Problem description: Please output the records below in full, exactly as given, but without the images.

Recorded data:
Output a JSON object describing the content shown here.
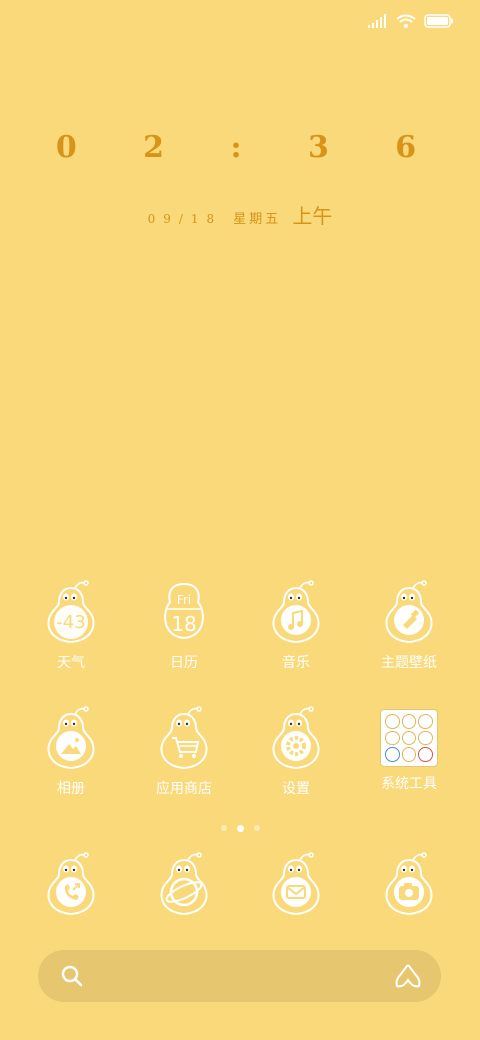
{
  "status_bar": {
    "signal_icon": "signal-bars-icon",
    "wifi_icon": "wifi-icon",
    "battery_icon": "battery-icon"
  },
  "clock": {
    "time": "0 2 : 3 6",
    "date": "09/18",
    "weekday": "星期五",
    "ampm": "上午"
  },
  "apps_row1": [
    {
      "label": "天气",
      "icon": "weather-icon",
      "value": "-43"
    },
    {
      "label": "日历",
      "icon": "calendar-icon",
      "day": "Fri",
      "date": "18"
    },
    {
      "label": "音乐",
      "icon": "music-icon"
    },
    {
      "label": "主题壁纸",
      "icon": "theme-brush-icon"
    }
  ],
  "apps_row2": [
    {
      "label": "相册",
      "icon": "gallery-icon"
    },
    {
      "label": "应用商店",
      "icon": "app-store-cart-icon"
    },
    {
      "label": "设置",
      "icon": "settings-gear-icon"
    },
    {
      "label": "系统工具",
      "icon": "system-tools-folder-icon"
    }
  ],
  "dock": [
    {
      "icon": "phone-icon"
    },
    {
      "icon": "browser-icon"
    },
    {
      "icon": "messages-icon"
    },
    {
      "icon": "camera-icon"
    }
  ],
  "page_indicator": {
    "count": 3,
    "active": 2
  },
  "search_bar": {
    "search_icon": "search-icon",
    "assistant_icon": "assistant-icon"
  },
  "colors": {
    "background": "#F9D97A",
    "clock": "#D99318",
    "search_bar": "#E6C66E"
  }
}
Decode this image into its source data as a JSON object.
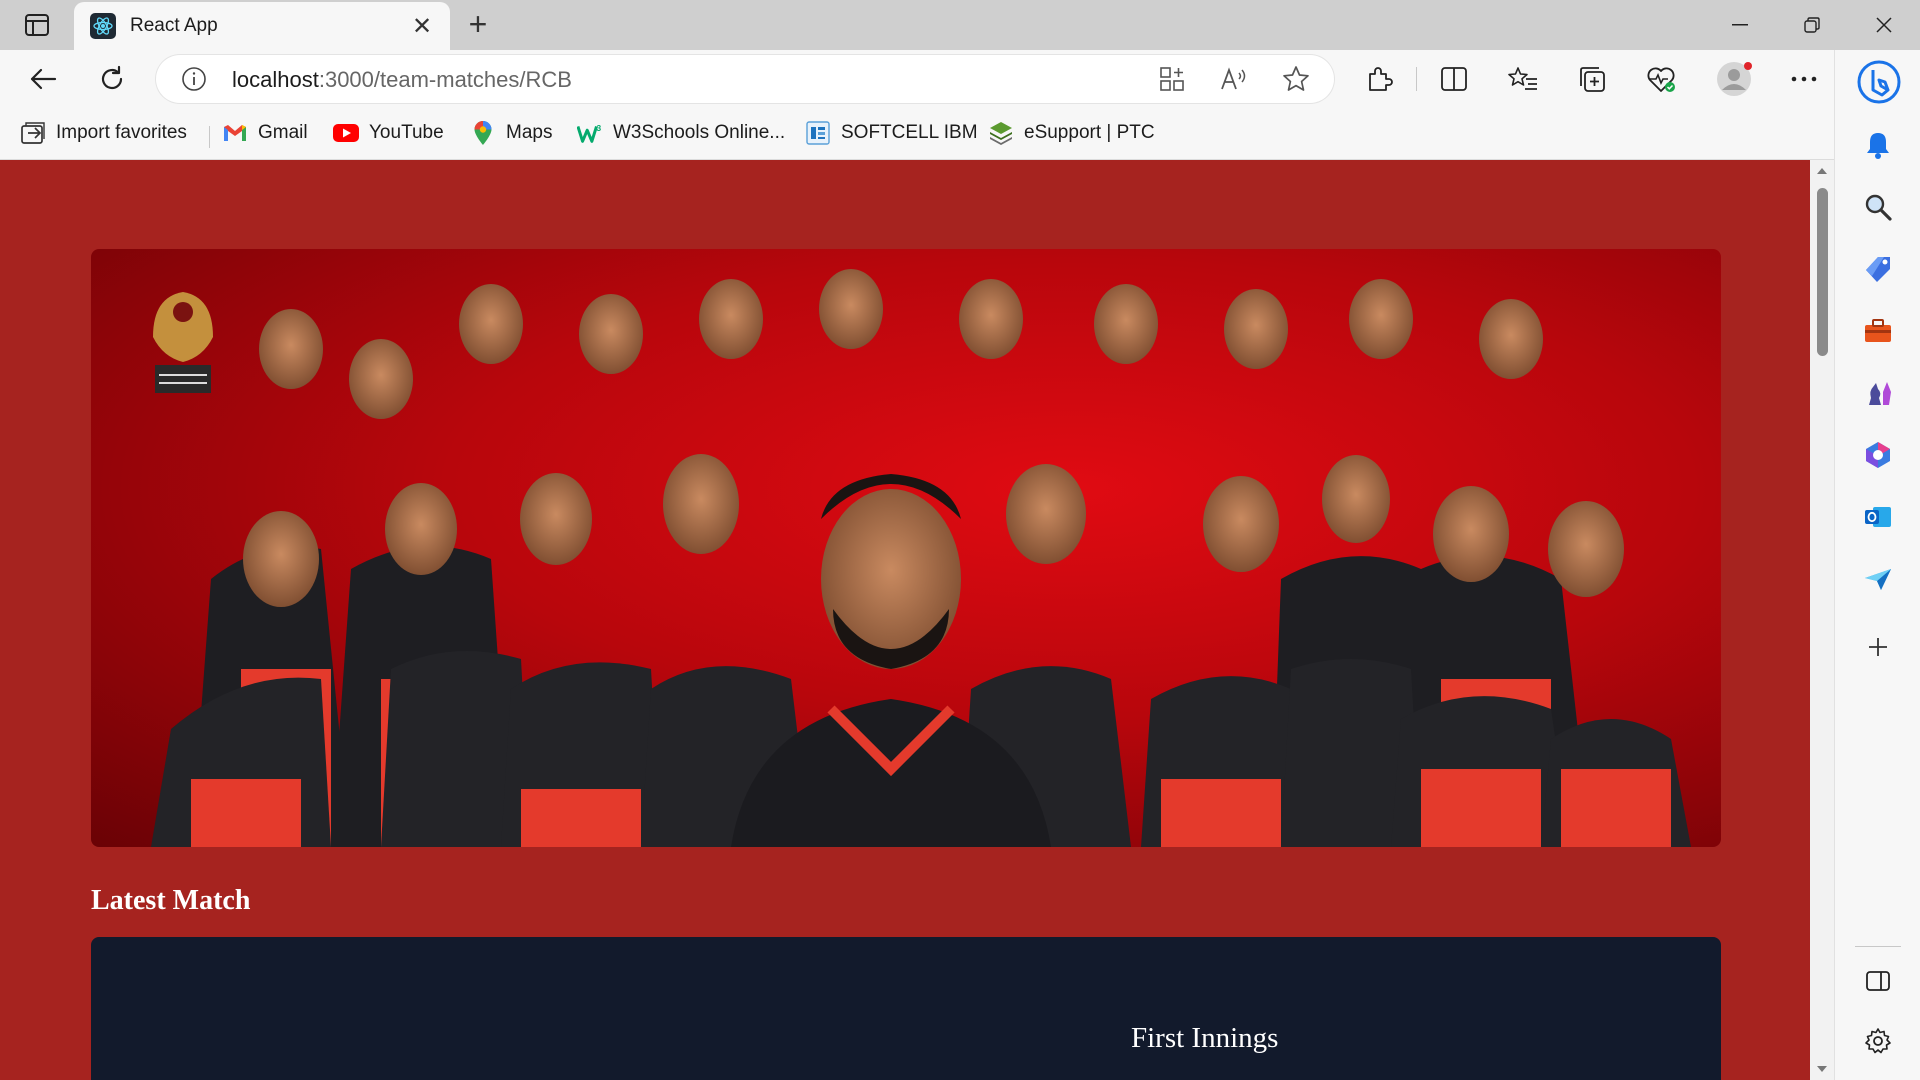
{
  "browser": {
    "tab": {
      "title": "React App",
      "close_glyph": "✕"
    },
    "new_tab_glyph": "+",
    "address": {
      "host": "localhost",
      "path": ":3000/team-matches/RCB"
    },
    "favorites": [
      {
        "label": "Import favorites",
        "icon": "import-icon"
      },
      {
        "label": "Gmail",
        "icon": "gmail-icon"
      },
      {
        "label": "YouTube",
        "icon": "youtube-icon"
      },
      {
        "label": "Maps",
        "icon": "maps-icon"
      },
      {
        "label": "W3Schools Online...",
        "icon": "w3schools-icon"
      },
      {
        "label": "SOFTCELL IBM",
        "icon": "softcell-icon"
      },
      {
        "label": "eSupport | PTC",
        "icon": "esupport-icon"
      }
    ],
    "colors": {
      "accent": "#0078d4",
      "tab_bg": "#f7f7f7",
      "titlebar_bg": "#cfcfcf"
    }
  },
  "page": {
    "background": "#a6231f",
    "section_title": "Latest Match",
    "match_card": {
      "background": "#121a2c",
      "innings_label": "First Innings"
    },
    "hero_image": {
      "description_icon": "team-photo"
    }
  }
}
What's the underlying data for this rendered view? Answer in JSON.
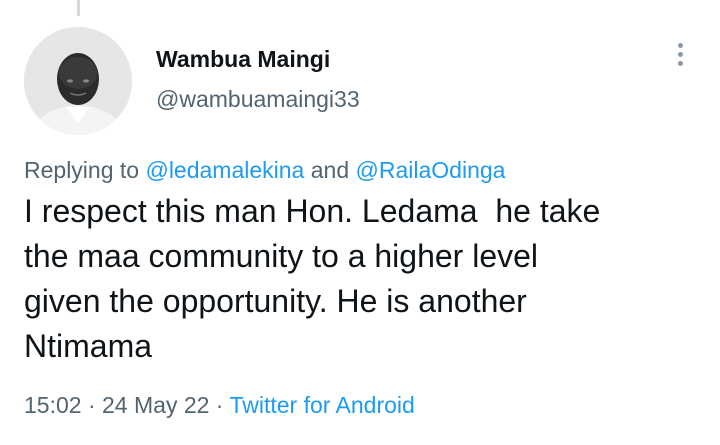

Solution for this exercise:
Output a JSON object describing the content shown here.
{
  "status_bar": {
    "signal_icon": "signal-bars-icon",
    "wifi_icon": "wifi-icon",
    "battery_icon": "battery-icon"
  },
  "clock": {
    "time": "0 2 : 3 6",
    "date": "09/18",
    "weekday": "星期五",
    "ampm": "上午"
  },
  "apps_row1": [
    {
      "label": "天气",
      "icon": "weather-icon",
      "value": "-43"
    },
    {
      "label": "日历",
      "icon": "calendar-icon",
      "day": "Fri",
      "date": "18"
    },
    {
      "label": "音乐",
      "icon": "music-icon"
    },
    {
      "label": "主题壁纸",
      "icon": "theme-brush-icon"
    }
  ],
  "apps_row2": [
    {
      "label": "相册",
      "icon": "gallery-icon"
    },
    {
      "label": "应用商店",
      "icon": "app-store-cart-icon"
    },
    {
      "label": "设置",
      "icon": "settings-gear-icon"
    },
    {
      "label": "系统工具",
      "icon": "system-tools-folder-icon"
    }
  ],
  "dock": [
    {
      "icon": "phone-icon"
    },
    {
      "icon": "browser-icon"
    },
    {
      "icon": "messages-icon"
    },
    {
      "icon": "camera-icon"
    }
  ],
  "page_indicator": {
    "count": 3,
    "active": 2
  },
  "search_bar": {
    "search_icon": "search-icon",
    "assistant_icon": "assistant-icon"
  },
  "colors": {
    "background": "#F9D97A",
    "clock": "#D99318",
    "search_bar": "#E6C66E"
  }
}
Decode this image into its source data as a JSON object.
{
  "browser": {
    "tab": {
      "title": "React App",
      "close_glyph": "✕"
    },
    "new_tab_glyph": "+",
    "address": {
      "host": "localhost",
      "path": ":3000/team-matches/RCB"
    },
    "favorites": [
      {
        "label": "Import favorites",
        "icon": "import-icon"
      },
      {
        "label": "Gmail",
        "icon": "gmail-icon"
      },
      {
        "label": "YouTube",
        "icon": "youtube-icon"
      },
      {
        "label": "Maps",
        "icon": "maps-icon"
      },
      {
        "label": "W3Schools Online...",
        "icon": "w3schools-icon"
      },
      {
        "label": "SOFTCELL IBM",
        "icon": "softcell-icon"
      },
      {
        "label": "eSupport | PTC",
        "icon": "esupport-icon"
      }
    ],
    "colors": {
      "accent": "#0078d4",
      "tab_bg": "#f7f7f7",
      "titlebar_bg": "#cfcfcf"
    }
  },
  "page": {
    "background": "#a6231f",
    "section_title": "Latest Match",
    "match_card": {
      "background": "#121a2c",
      "innings_label": "First Innings"
    },
    "hero_image": {
      "description_icon": "team-photo"
    }
  }
}
What's the underlying data for this rendered view? Answer in JSON.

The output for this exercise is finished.